Juan José Millás, uno de los escritores españoles con mayor trayectoria, ha publicado más de 20 libros que han sido traducidos a 23 idiomas. También periodista y colaborador habitual de medios como El País, Millás ha recibido importantes galardones como el Premio Planeta 2007 y el Premio Nacional de Narrativa 2008 (España). Conversará con la periodista cultural Irma Gallo sobre su última novela, Desde la sombra.
In the Arctic, White, a marine conservationist, shimmies under the ice with an Inuit elder to hunt for mussels in the dark cavities left behind at low tide; in China, he races the Silver Dragon, a 25-foot tidal bore that crashes 80 miles up the Qiantang River; in Chile and Scotland, he investigates the growth of tidal power generation; and in Panama and Venice, he delves into how the threat of sea level rise is changing human culture – the very old and very new. Tides combines lyrical prose, colourful adventure travel and provocative scientific inquiry into the elemental, mysterious paradox that keeps our planet’s waters in constant motion.
The French winner of the 2017 Wellcome Book Prize introduces her magnificent novel Mend the Living, a story that is both intimate and epic, that goes to the heart of what it means to be human.

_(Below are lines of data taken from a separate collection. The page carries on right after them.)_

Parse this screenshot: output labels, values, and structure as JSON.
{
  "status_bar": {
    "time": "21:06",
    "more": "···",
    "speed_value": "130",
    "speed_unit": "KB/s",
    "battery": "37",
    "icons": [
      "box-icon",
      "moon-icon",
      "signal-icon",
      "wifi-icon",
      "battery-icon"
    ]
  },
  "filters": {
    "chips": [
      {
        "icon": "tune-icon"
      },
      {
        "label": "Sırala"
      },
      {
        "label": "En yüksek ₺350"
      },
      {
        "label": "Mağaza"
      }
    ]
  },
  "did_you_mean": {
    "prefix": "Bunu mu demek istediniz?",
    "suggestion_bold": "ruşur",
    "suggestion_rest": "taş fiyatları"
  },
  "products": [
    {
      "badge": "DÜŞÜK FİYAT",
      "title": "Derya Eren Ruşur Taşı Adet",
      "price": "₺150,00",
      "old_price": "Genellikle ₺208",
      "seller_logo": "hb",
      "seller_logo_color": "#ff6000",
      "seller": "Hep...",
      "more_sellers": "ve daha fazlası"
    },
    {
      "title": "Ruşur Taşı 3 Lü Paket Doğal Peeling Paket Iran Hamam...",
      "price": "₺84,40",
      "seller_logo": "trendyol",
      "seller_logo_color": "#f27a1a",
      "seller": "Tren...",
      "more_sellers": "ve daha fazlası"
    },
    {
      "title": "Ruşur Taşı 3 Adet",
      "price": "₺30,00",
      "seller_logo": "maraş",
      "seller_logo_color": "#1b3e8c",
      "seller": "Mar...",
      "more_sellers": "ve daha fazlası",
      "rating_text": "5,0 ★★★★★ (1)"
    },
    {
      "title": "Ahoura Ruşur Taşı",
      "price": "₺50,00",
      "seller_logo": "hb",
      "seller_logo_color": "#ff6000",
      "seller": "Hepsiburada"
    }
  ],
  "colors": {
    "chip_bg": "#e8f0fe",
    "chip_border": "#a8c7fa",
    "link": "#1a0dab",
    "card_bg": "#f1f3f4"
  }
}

Who do we rely on to be there for us? Who are the people who actually deliver the National Health Service? We need to know. Elton is a psychologist, whose book Also Human: The Inner Lives of Doctors asks: What does it take to confront death, disease, distress and suffering every day? To work in a healthcare system that is stretched to breaking point? To carry the responsibility of making decisions that can irrevocably change someone’s life – or possibly end it? And how do doctors cope with their own questions and fears, when they are expected to have all the answers? Watson was a nurse for 20 years. Her book The Language of Kindness: A Nurse’s Story is an astonishing account of a profession defined by acts of care, compassion and kindness. They talk to doctor Julie Grigg.
Shuckburgh is a climate scientist and mathematician, and is co-author of the Ladybird book on Climate Change. She will speak about her research on modelling localised effects of climate change – from Arctic warming to flooding in Tewkesbury, from severe drought in Malawi to record-breaking temperatures in Thailand, and from the acidification of the Barrier Reef to the hurricanes battering the Caribbean.

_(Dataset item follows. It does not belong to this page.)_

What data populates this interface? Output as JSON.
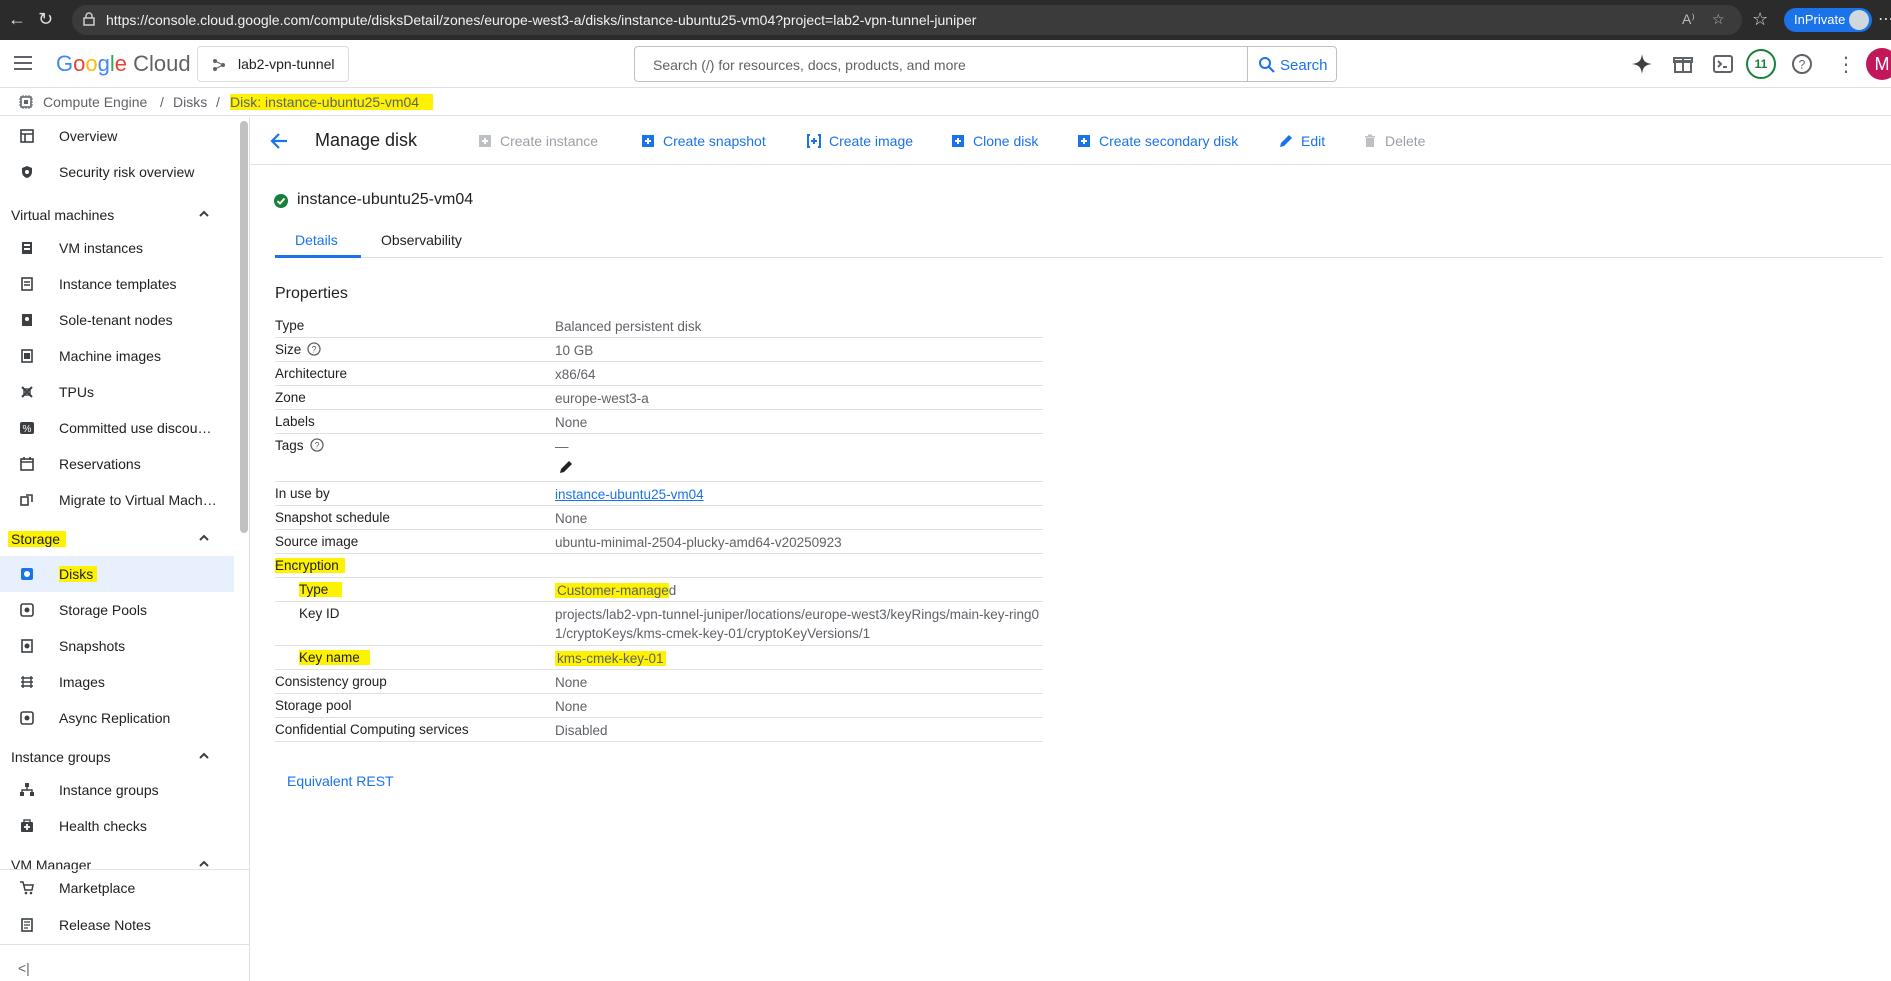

In an age of misinformation and pseudo-science, the world is getting fatter and the diet makers are getting richer. So how do we break this cycle that’s killing us all? Drawing on the very latest science and his own genetic research at Cambridge University, Yeo has written the seminal ‘anti-diet’ diet book. Exploring the history of our food, debunking marketing nonsense and toxic diet advice and confronting the advocates of ‘clean eating’, he translates his pioneering research into an engaging study of human appetite. Chaired by dietitian Ceris Devereux.
The legendary BBC World Affairs Editor discusses his new thriller and the way in which, in fact as in fiction, so many of the most improbable or extraordinary stories and trails all lead back to Moscow.
In the nineteenth century, operating theatres were known as ‘gateways of death’, since half of those who underwent surgery didn't survive. At a time when surgery couldn't have been more dangerous, an unlikely figure stepped forward: Joseph Lister, a melancholy young Quaker surgeon. By making the then-audacious claim that germs were the source of all infection – and could be treated with antiseptics – he solved the riddle of post-operative death and changed the history of medicine for ever.
The Welsh publishing house throws a poetry party featuring four new collections from supremely talented poets. Costa Award-winning Jonathan Edwards reads from Gen – a book of sharp yet beautifully warm and humane poems. The title refers to people of Edwards’ generation and his recognition of the preoccupations of the age group that he shares. Catherine Fisher’s first collection for twenty years is The Bramble King, which includes poems on imaginary planets and princes, on the summer solstice, on drawing, on a glass shop – and a clockwork crow (title of her Blue Peter Award-shortlisted children’s book). Rhiannon Hooson’s beautifully resonant first collection The Other City was shortlisted for Wales Book of the Year. Elizabeth Parker’s In Her Shambles is a fantastic debut of spikey, provocative, declamatory and wonderfully energetic poems. All four poets contribute to Seren's new Poems from The Borders anthology published in celebration of the English/Welsh Marches.
From Waterloo to Whitby, St Pancras to Stirling, these are the marvellous, often under-sung places that link our nation. Blending his usual insight and authority, Jenkins examines the geography, architecture and symbolism of these glories of our national heritage.
Climate change is an unprecedented global emergency. Successive governments have failed to put in place the legislation and processes necessary to provide for a sustainable future. To survive, it’s going to take everything we’ve got to spark and sustain a spirit of creative rebellion, which will enable much-needed changes in our political, economic and social landscape. Award-winning artist Gavin Turk and international environmental lawyer Farhana Yamin talk to environmental entrepreneur Ed Gillespie.